A single number is expected: the count of lines below where the word "title" occurs.

Entries supplied below:

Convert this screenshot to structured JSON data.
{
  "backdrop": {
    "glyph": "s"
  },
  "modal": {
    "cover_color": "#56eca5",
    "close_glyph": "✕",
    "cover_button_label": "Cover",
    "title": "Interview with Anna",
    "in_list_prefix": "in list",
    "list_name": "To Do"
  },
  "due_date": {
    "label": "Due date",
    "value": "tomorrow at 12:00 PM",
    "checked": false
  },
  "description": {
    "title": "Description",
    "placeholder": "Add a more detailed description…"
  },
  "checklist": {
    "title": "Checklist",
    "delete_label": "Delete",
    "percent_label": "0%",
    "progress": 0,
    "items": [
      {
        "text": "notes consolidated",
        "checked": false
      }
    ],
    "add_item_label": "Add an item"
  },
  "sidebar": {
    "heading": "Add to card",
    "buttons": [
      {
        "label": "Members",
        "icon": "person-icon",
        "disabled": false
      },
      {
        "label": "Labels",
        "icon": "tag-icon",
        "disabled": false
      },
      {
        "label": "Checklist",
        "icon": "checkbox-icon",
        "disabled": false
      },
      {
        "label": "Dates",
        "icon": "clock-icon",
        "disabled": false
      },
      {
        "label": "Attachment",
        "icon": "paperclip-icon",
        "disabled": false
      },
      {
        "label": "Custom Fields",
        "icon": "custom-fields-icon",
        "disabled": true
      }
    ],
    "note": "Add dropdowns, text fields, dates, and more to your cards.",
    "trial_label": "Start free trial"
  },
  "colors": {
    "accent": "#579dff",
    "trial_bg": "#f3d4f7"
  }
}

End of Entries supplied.

> _Exercise response_: 3